Sometimes when life falls apart the only acceptable response is hysterical laughter. When things get so far gone, so spectacularly a world away from any plans you made or dreams you dreamed, you feel it bubbling up inside of you and you scream “It’s not fair!” And it isn’t. Fair is an illusion and life is weird. This book will help you laugh at life’s absurd backhands. This book is an empathetic groan of our collective unfairnesses. You might want to throw it across the room, and you might want to hug it like your new best friend. This book is about us sitting down together in our shared mess, taking a deep breath, gripping hands, looking the hard stuff in its beady little eyeballs, and bahahahaaing at it. Life’s not fair, but we can learn to love this life we didn’t choose.
Many authors have addressed disappointment with God and unfairness in life. I want to lend my odd brand of humor and movie quoting to the subject and give people permission to experience both the gut-wrenching pain and the gut-busting laughter of coping with the pain. God can handle all of it, and either way, our guts can use a good workout. I’ll use a similar format to Women Are Scary, working in the stories of others, movie quotes, tweets, scripture, funny stories about my kids, and bittersweet stories.
We’ll run the gamut of emotions, and hopefully you’ll feel like you have a friend who understands and gives you permission to let it all out. I want you to feel secure in a God who can handle all your emotions, from inappropriate laughter in the face of trauma, to anger, to whining. I also want to offer hope, not in a trite, bumper-sticker kind of way, but with my own story and the stories of others. We can offer each other the gift of hope as we walk this road together. Each of our stories will look different, but we can all learn to love our lives, even when we don’t always get to choose the way they’ll go. I’ll be sharing more of my stories about the heartbreak of infertility and this unexpected life I’m living now.
When my life has gotten tough, I’ve used humor and extreme honesty with God as coping strategies. So with this book, I want to combine all of that. Humor in the face of life’s poopy side, raw honesty with a God who can handle the pain, and encouragement and hope for others facing the rough stuff. I don’t need all the stories to have a fluffy big bow on them, because that’s not how life works. This isn’t a fluffy bow book. So your story doesn’t have to end with “And then everything was fantastic.”
I want to hear how you’ve learned to love your life after a tough diagnosis, divorce, job loss, the death of a dream or relationship, or the unexpected twist you didn’t see coming.
Here are some ideas of what I’m looking for:
-funny stories about your kids saying “It’s not fair”

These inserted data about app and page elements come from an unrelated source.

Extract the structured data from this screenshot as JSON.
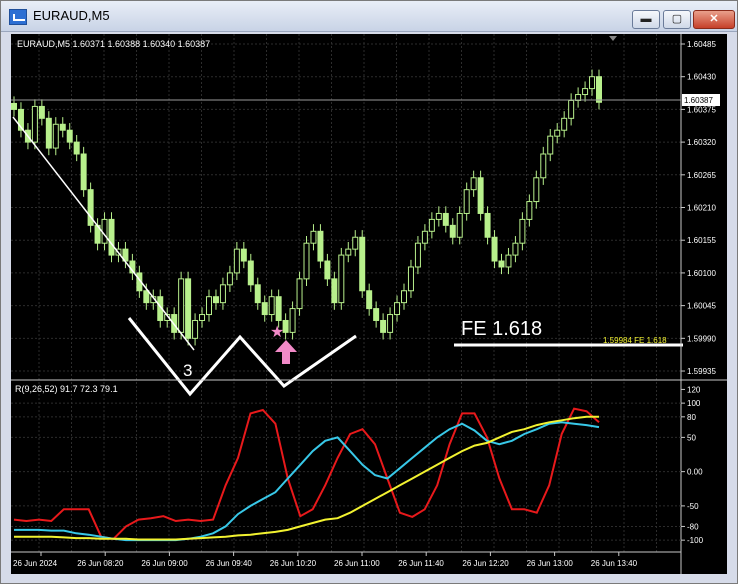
{
  "window": {
    "title": "EURAUD,M5",
    "controls": {
      "minimize": "▬",
      "maximize": "▢",
      "close": "✕"
    }
  },
  "chart": {
    "header": "EURAUD,M5  1.60371 1.60388 1.60340 1.60387",
    "price_ticks": [
      "1.60485",
      "1.60430",
      "1.60375",
      "1.60320",
      "1.60265",
      "1.60210",
      "1.60155",
      "1.60100",
      "1.60045",
      "1.59990",
      "1.59935"
    ],
    "current_price": "1.60387",
    "fe_label": "FE 1.618",
    "fe_price_label": "1.59984  FE 1.618",
    "wave_label": "3",
    "indicator_header": "R(9,26,52) 91.7 72.3 79.1",
    "indicator_ticks": [
      "120",
      "100",
      "80",
      "50",
      "0.00",
      "-50",
      "-80",
      "-100"
    ],
    "time_labels": [
      "26 Jun 2024",
      "26 Jun 08:20",
      "26 Jun 09:00",
      "26 Jun 09:40",
      "26 Jun 10:20",
      "26 Jun 11:00",
      "26 Jun 11:40",
      "26 Jun 12:20",
      "26 Jun 13:00",
      "26 Jun 13:40"
    ]
  },
  "chart_data": {
    "type": "candlestick",
    "symbol": "EURAUD",
    "timeframe": "M5",
    "price_ylim": [
      1.5993,
      1.60485
    ],
    "candles_close": [
      1.60375,
      1.6034,
      1.6032,
      1.6038,
      1.6036,
      1.6031,
      1.6035,
      1.6034,
      1.6032,
      1.603,
      1.6024,
      1.6018,
      1.6015,
      1.6019,
      1.6013,
      1.6014,
      1.6012,
      1.601,
      1.6007,
      1.6005,
      1.6006,
      1.6002,
      1.6003,
      1.6,
      1.6009,
      1.5999,
      1.6002,
      1.6003,
      1.6006,
      1.6005,
      1.6008,
      1.601,
      1.6014,
      1.6012,
      1.6008,
      1.6005,
      1.6003,
      1.6006,
      1.6002,
      1.6,
      1.6004,
      1.6009,
      1.6015,
      1.6017,
      1.6012,
      1.6009,
      1.6005,
      1.6013,
      1.6014,
      1.6016,
      1.6007,
      1.6004,
      1.6002,
      1.6,
      1.6003,
      1.6005,
      1.6007,
      1.6011,
      1.6015,
      1.6017,
      1.6019,
      1.602,
      1.6018,
      1.6016,
      1.602,
      1.6024,
      1.6026,
      1.602,
      1.6016,
      1.6012,
      1.6011,
      1.6013,
      1.6015,
      1.6019,
      1.6022,
      1.6026,
      1.603,
      1.6033,
      1.6034,
      1.6036,
      1.6039,
      1.604,
      1.6041,
      1.6043,
      1.60387
    ],
    "indicator": {
      "name": "R(9,26,52)",
      "ylim": [
        -110,
        125
      ],
      "series": [
        {
          "name": "R9",
          "color": "#e8191b",
          "values": [
            -70,
            -72,
            -70,
            -72,
            -55,
            -55,
            -55,
            -95,
            -98,
            -80,
            -70,
            -68,
            -65,
            -72,
            -70,
            -72,
            -70,
            -20,
            20,
            85,
            90,
            70,
            -10,
            -65,
            -55,
            -20,
            20,
            55,
            62,
            40,
            -10,
            -60,
            -66,
            -55,
            -20,
            40,
            85,
            85,
            50,
            -10,
            -55,
            -55,
            -60,
            -20,
            55,
            92,
            88,
            72
          ],
          "values_note": ""
        },
        {
          "name": "R26",
          "color": "#38c8e8",
          "values": [
            -85,
            -85,
            -85,
            -86,
            -86,
            -90,
            -92,
            -95,
            -98,
            -100,
            -100,
            -100,
            -100,
            -100,
            -98,
            -95,
            -90,
            -80,
            -62,
            -50,
            -40,
            -30,
            -10,
            10,
            30,
            45,
            50,
            30,
            10,
            -5,
            -10,
            5,
            20,
            35,
            50,
            62,
            70,
            60,
            45,
            40,
            45,
            55,
            62,
            70,
            72,
            70,
            68,
            65
          ],
          "values_note": ""
        },
        {
          "name": "R52",
          "color": "#f2f230",
          "values": [
            -95,
            -95,
            -95,
            -95,
            -96,
            -97,
            -97,
            -98,
            -98,
            -98,
            -99,
            -99,
            -99,
            -99,
            -98,
            -97,
            -96,
            -95,
            -93,
            -92,
            -90,
            -88,
            -85,
            -80,
            -75,
            -70,
            -68,
            -60,
            -50,
            -40,
            -30,
            -20,
            -10,
            0,
            10,
            20,
            30,
            38,
            42,
            50,
            58,
            62,
            68,
            72,
            75,
            78,
            80,
            80
          ],
          "values_note": ""
        }
      ]
    }
  },
  "colors": {
    "background": "#000000",
    "grid": "#2c2c2c",
    "candle": "#b8f08c",
    "trendline": "#ffffff",
    "fe_line": "#ffffff",
    "fe_price": "#f2f230",
    "star": "#f28ac8",
    "arrow": "#f28ac8"
  }
}
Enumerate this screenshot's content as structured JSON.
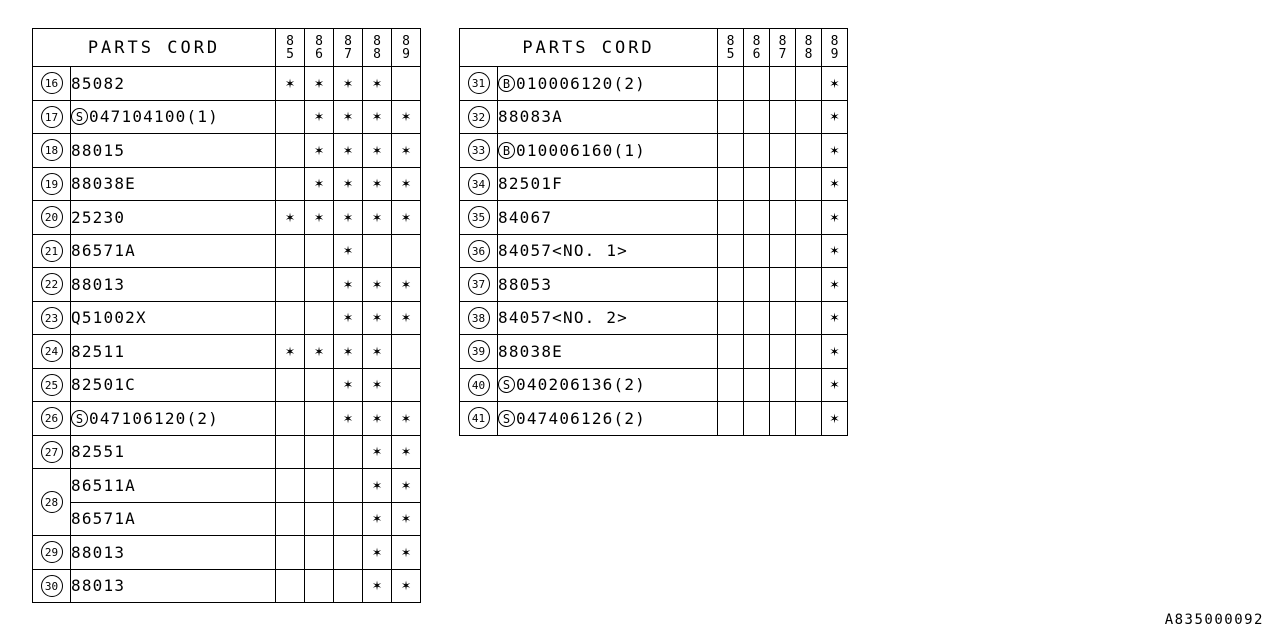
{
  "document": {
    "reference_code": "A835000092"
  },
  "tables": [
    {
      "id": "left",
      "header": {
        "title": "PARTS CORD",
        "years": [
          "85",
          "86",
          "87",
          "88",
          "89"
        ]
      },
      "dashed_after_year_index": 3,
      "rows": [
        {
          "index": "16",
          "prefix": "",
          "name": "85082",
          "marks": [
            true,
            true,
            true,
            true,
            false
          ]
        },
        {
          "index": "17",
          "prefix": "S",
          "name": "047104100(1)",
          "marks": [
            false,
            true,
            true,
            true,
            true
          ]
        },
        {
          "index": "18",
          "prefix": "",
          "name": "88015",
          "marks": [
            false,
            true,
            true,
            true,
            true
          ]
        },
        {
          "index": "19",
          "prefix": "",
          "name": "88038E",
          "marks": [
            false,
            true,
            true,
            true,
            true
          ]
        },
        {
          "index": "20",
          "prefix": "",
          "name": "25230",
          "marks": [
            true,
            true,
            true,
            true,
            true
          ]
        },
        {
          "index": "21",
          "prefix": "",
          "name": "86571A",
          "marks": [
            false,
            false,
            true,
            false,
            false
          ]
        },
        {
          "index": "22",
          "prefix": "",
          "name": "88013",
          "marks": [
            false,
            false,
            true,
            true,
            true
          ]
        },
        {
          "index": "23",
          "prefix": "",
          "name": "Q51002X",
          "marks": [
            false,
            false,
            true,
            true,
            true
          ]
        },
        {
          "index": "24",
          "prefix": "",
          "name": "82511",
          "marks": [
            true,
            true,
            true,
            true,
            false
          ]
        },
        {
          "index": "25",
          "prefix": "",
          "name": "82501C",
          "marks": [
            false,
            false,
            true,
            true,
            false
          ]
        },
        {
          "index": "26",
          "prefix": "S",
          "name": "047106120(2)",
          "marks": [
            false,
            false,
            true,
            true,
            true
          ]
        },
        {
          "index": "27",
          "prefix": "",
          "name": "82551",
          "marks": [
            false,
            false,
            false,
            true,
            true
          ]
        },
        {
          "index": "28",
          "prefix": "",
          "name": "86511A",
          "marks": [
            false,
            false,
            false,
            true,
            true
          ],
          "group_start": true,
          "group_span": 2
        },
        {
          "index": "",
          "prefix": "",
          "name": "86571A",
          "marks": [
            false,
            false,
            false,
            true,
            true
          ],
          "group_member": true
        },
        {
          "index": "29",
          "prefix": "",
          "name": "88013",
          "marks": [
            false,
            false,
            false,
            true,
            true
          ]
        },
        {
          "index": "30",
          "prefix": "",
          "name": "88013",
          "marks": [
            false,
            false,
            false,
            true,
            true
          ]
        }
      ]
    },
    {
      "id": "right",
      "header": {
        "title": "PARTS CORD",
        "years": [
          "85",
          "86",
          "87",
          "88",
          "89"
        ]
      },
      "dashed_after_year_index": -1,
      "rows": [
        {
          "index": "31",
          "prefix": "B",
          "name": "010006120(2)",
          "marks": [
            false,
            false,
            false,
            false,
            true
          ]
        },
        {
          "index": "32",
          "prefix": "",
          "name": "88083A",
          "marks": [
            false,
            false,
            false,
            false,
            true
          ]
        },
        {
          "index": "33",
          "prefix": "B",
          "name": "010006160(1)",
          "marks": [
            false,
            false,
            false,
            false,
            true
          ]
        },
        {
          "index": "34",
          "prefix": "",
          "name": "82501F",
          "marks": [
            false,
            false,
            false,
            false,
            true
          ]
        },
        {
          "index": "35",
          "prefix": "",
          "name": "84067",
          "marks": [
            false,
            false,
            false,
            false,
            true
          ]
        },
        {
          "index": "36",
          "prefix": "",
          "name": "84057<NO. 1>",
          "marks": [
            false,
            false,
            false,
            false,
            true
          ]
        },
        {
          "index": "37",
          "prefix": "",
          "name": "88053",
          "marks": [
            false,
            false,
            false,
            false,
            true
          ]
        },
        {
          "index": "38",
          "prefix": "",
          "name": "84057<NO. 2>",
          "marks": [
            false,
            false,
            false,
            false,
            true
          ]
        },
        {
          "index": "39",
          "prefix": "",
          "name": "88038E",
          "marks": [
            false,
            false,
            false,
            false,
            true
          ]
        },
        {
          "index": "40",
          "prefix": "S",
          "name": "040206136(2)",
          "marks": [
            false,
            false,
            false,
            false,
            true
          ]
        },
        {
          "index": "41",
          "prefix": "S",
          "name": "047406126(2)",
          "marks": [
            false,
            false,
            false,
            false,
            true
          ]
        }
      ]
    }
  ],
  "symbols": {
    "mark": "✶"
  }
}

-the good and bad things friends and family did to support and love you
-the process of your initial feelings and reaction to where you are now
-what you still struggle with, what’s gotten easier, what may never get easier
-what you’ve learned about yourself, people, or God
-how you coped with something hard
-absurd moments of humor during a difficult situation
I need your stories, 1,000 words or less, by May 1. I probably won’t be able to include everybody’s but I’ll let you know if yours is going in the book and get your address so I can send you a copy when it’s done. Email them to unexpectedmel @ unexpected.org. Thank you in advance. I will treat your stories with respect and love.
Oh and if you’re not into writing but still interested in this project, I would love for you to answer this question right here:
What do you want to know about going through the hard stuff?
UPDATE: Several of you have asked if 1)women who aren’t moms and 2)men can contribute, and the answer is YES. This one’s an all-play, you guys. It’s a book for people. Whether you’re a mom or not, I love you. You’re invited and welcome. If you’re a dude and comfortable with your words being in a book where I tell a whole story about my period, then you are a worthy friend and bring it on.